---- Records for this exercise

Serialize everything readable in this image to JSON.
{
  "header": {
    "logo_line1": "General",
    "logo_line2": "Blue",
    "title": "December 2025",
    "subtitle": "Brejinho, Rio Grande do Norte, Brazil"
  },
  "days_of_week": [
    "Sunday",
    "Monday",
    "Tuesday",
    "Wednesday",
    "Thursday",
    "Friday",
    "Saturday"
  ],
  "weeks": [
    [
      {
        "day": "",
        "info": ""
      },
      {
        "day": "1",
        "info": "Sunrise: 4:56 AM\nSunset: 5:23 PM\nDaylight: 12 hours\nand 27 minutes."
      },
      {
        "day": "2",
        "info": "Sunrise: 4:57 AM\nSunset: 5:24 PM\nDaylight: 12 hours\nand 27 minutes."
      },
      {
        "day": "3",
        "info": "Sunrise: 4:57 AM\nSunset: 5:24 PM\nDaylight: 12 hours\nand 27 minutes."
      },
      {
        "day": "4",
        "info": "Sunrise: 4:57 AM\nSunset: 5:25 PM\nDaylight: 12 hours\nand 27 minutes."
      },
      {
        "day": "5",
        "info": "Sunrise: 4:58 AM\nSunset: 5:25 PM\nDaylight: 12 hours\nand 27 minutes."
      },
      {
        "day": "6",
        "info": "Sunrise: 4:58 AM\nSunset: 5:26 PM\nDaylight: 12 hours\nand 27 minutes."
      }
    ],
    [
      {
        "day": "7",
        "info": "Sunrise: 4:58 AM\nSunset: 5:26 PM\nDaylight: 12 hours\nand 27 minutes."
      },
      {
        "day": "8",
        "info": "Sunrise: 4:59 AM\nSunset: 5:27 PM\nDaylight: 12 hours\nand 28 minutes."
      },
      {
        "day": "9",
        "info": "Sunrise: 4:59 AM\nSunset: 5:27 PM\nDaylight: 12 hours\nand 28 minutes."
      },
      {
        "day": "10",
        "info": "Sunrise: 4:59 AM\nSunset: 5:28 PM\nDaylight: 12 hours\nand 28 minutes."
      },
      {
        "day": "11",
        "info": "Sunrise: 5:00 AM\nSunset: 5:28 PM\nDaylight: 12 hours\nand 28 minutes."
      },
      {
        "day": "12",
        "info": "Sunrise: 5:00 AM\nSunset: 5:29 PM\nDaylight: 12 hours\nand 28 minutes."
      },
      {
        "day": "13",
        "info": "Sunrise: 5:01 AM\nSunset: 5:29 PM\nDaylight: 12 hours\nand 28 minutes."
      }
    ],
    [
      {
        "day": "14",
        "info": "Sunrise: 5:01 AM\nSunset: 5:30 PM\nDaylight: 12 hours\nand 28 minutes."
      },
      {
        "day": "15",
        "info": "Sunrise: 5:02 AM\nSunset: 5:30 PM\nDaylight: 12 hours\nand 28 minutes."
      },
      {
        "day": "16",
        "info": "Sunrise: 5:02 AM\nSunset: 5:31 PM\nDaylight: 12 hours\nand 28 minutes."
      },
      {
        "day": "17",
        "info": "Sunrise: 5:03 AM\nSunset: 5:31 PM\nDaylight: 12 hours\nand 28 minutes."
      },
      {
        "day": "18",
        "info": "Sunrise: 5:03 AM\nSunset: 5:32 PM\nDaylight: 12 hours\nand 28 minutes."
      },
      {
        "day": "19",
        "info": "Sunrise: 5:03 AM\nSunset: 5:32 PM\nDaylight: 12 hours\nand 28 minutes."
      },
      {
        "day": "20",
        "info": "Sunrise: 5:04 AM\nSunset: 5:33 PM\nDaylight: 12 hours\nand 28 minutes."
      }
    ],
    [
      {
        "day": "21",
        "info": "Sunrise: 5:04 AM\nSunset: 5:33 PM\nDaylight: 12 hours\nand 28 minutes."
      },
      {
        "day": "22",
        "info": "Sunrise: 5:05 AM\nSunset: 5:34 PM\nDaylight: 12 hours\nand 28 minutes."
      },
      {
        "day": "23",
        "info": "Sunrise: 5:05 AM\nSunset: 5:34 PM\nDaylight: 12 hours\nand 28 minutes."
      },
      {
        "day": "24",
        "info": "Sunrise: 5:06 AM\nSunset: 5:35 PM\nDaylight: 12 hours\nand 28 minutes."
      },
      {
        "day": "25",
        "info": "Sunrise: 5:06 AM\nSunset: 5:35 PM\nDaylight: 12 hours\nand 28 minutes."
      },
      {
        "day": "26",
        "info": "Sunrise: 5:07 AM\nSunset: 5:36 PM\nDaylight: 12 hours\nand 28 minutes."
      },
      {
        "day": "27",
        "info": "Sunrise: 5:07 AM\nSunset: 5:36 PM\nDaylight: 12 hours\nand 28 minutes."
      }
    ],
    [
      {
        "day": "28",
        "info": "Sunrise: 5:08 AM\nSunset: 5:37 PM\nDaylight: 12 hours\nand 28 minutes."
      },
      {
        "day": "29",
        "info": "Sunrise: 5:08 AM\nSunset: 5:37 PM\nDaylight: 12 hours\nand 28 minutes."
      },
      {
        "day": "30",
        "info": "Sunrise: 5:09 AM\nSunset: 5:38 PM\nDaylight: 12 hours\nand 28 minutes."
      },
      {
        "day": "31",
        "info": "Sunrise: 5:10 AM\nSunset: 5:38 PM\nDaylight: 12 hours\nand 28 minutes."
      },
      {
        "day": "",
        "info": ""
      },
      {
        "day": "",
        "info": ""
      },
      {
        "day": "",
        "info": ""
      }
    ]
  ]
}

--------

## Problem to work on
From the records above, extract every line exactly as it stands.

## Answer for the task
Serialize everything readable in this image to JSON.
{
  "header": {
    "logo_line1": "General",
    "logo_line2": "Blue",
    "title": "December 2025",
    "subtitle": "Brejinho, Rio Grande do Norte, Brazil"
  },
  "days_of_week": [
    "Sunday",
    "Monday",
    "Tuesday",
    "Wednesday",
    "Thursday",
    "Friday",
    "Saturday"
  ],
  "weeks": [
    [
      {
        "day": "",
        "info": ""
      },
      {
        "day": "1",
        "info": "Sunrise: 4:56 AM\nSunset: 5:23 PM\nDaylight: 12 hours\nand 27 minutes."
      },
      {
        "day": "2",
        "info": "Sunrise: 4:57 AM\nSunset: 5:24 PM\nDaylight: 12 hours\nand 27 minutes."
      },
      {
        "day": "3",
        "info": "Sunrise: 4:57 AM\nSunset: 5:24 PM\nDaylight: 12 hours\nand 27 minutes."
      },
      {
        "day": "4",
        "info": "Sunrise: 4:57 AM\nSunset: 5:25 PM\nDaylight: 12 hours\nand 27 minutes."
      },
      {
        "day": "5",
        "info": "Sunrise: 4:58 AM\nSunset: 5:25 PM\nDaylight: 12 hours\nand 27 minutes."
      },
      {
        "day": "6",
        "info": "Sunrise: 4:58 AM\nSunset: 5:26 PM\nDaylight: 12 hours\nand 27 minutes."
      }
    ],
    [
      {
        "day": "7",
        "info": "Sunrise: 4:58 AM\nSunset: 5:26 PM\nDaylight: 12 hours\nand 27 minutes."
      },
      {
        "day": "8",
        "info": "Sunrise: 4:59 AM\nSunset: 5:27 PM\nDaylight: 12 hours\nand 28 minutes."
      },
      {
        "day": "9",
        "info": "Sunrise: 4:59 AM\nSunset: 5:27 PM\nDaylight: 12 hours\nand 28 minutes."
      },
      {
        "day": "10",
        "info": "Sunrise: 4:59 AM\nSunset: 5:28 PM\nDaylight: 12 hours\nand 28 minutes."
      },
      {
        "day": "11",
        "info": "Sunrise: 5:00 AM\nSunset: 5:28 PM\nDaylight: 12 hours\nand 28 minutes."
      },
      {
        "day": "12",
        "info": "Sunrise: 5:00 AM\nSunset: 5:29 PM\nDaylight: 12 hours\nand 28 minutes."
      },
      {
        "day": "13",
        "info": "Sunrise: 5:01 AM\nSunset: 5:29 PM\nDaylight: 12 hours\nand 28 minutes."
      }
    ],
    [
      {
        "day": "14",
        "info": "Sunrise: 5:01 AM\nSunset: 5:30 PM\nDaylight: 12 hours\nand 28 minutes."
      },
      {
        "day": "15",
        "info": "Sunrise: 5:02 AM\nSunset: 5:30 PM\nDaylight: 12 hours\nand 28 minutes."
      },
      {
        "day": "16",
        "info": "Sunrise: 5:02 AM\nSunset: 5:31 PM\nDaylight: 12 hours\nand 28 minutes."
      },
      {
        "day": "17",
        "info": "Sunrise: 5:03 AM\nSunset: 5:31 PM\nDaylight: 12 hours\nand 28 minutes."
      },
      {
        "day": "18",
        "info": "Sunrise: 5:03 AM\nSunset: 5:32 PM\nDaylight: 12 hours\nand 28 minutes."
      },
      {
        "day": "19",
        "info": "Sunrise: 5:03 AM\nSunset: 5:32 PM\nDaylight: 12 hours\nand 28 minutes."
      },
      {
        "day": "20",
        "info": "Sunrise: 5:04 AM\nSunset: 5:33 PM\nDaylight: 12 hours\nand 28 minutes."
      }
    ],
    [
      {
        "day": "21",
        "info": "Sunrise: 5:04 AM\nSunset: 5:33 PM\nDaylight: 12 hours\nand 28 minutes."
      },
      {
        "day": "22",
        "info": "Sunrise: 5:05 AM\nSunset: 5:34 PM\nDaylight: 12 hours\nand 28 minutes."
      },
      {
        "day": "23",
        "info": "Sunrise: 5:05 AM\nSunset: 5:34 PM\nDaylight: 12 hours\nand 28 minutes."
      },
      {
        "day": "24",
        "info": "Sunrise: 5:06 AM\nSunset: 5:35 PM\nDaylight: 12 hours\nand 28 minutes."
      },
      {
        "day": "25",
        "info": "Sunrise: 5:06 AM\nSunset: 5:35 PM\nDaylight: 12 hours\nand 28 minutes."
      },
      {
        "day": "26",
        "info": "Sunrise: 5:07 AM\nSunset: 5:36 PM\nDaylight: 12 hours\nand 28 minutes."
      },
      {
        "day": "27",
        "info": "Sunrise: 5:07 AM\nSunset: 5:36 PM\nDaylight: 12 hours\nand 28 minutes."
      }
    ],
    [
      {
        "day": "28",
        "info": "Sunrise: 5:08 AM\nSunset: 5:37 PM\nDaylight: 12 hours\nand 28 minutes."
      },
      {
        "day": "29",
        "info": "Sunrise: 5:08 AM\nSunset: 5:37 PM\nDaylight: 12 hours\nand 28 minutes."
      },
      {
        "day": "30",
        "info": "Sunrise: 5:09 AM\nSunset: 5:38 PM\nDaylight: 12 hours\nand 28 minutes."
      },
      {
        "day": "31",
        "info": "Sunrise: 5:10 AM\nSunset: 5:38 PM\nDaylight: 12 hours\nand 28 minutes."
      },
      {
        "day": "",
        "info": ""
      },
      {
        "day": "",
        "info": ""
      },
      {
        "day": "",
        "info": ""
      }
    ]
  ]
}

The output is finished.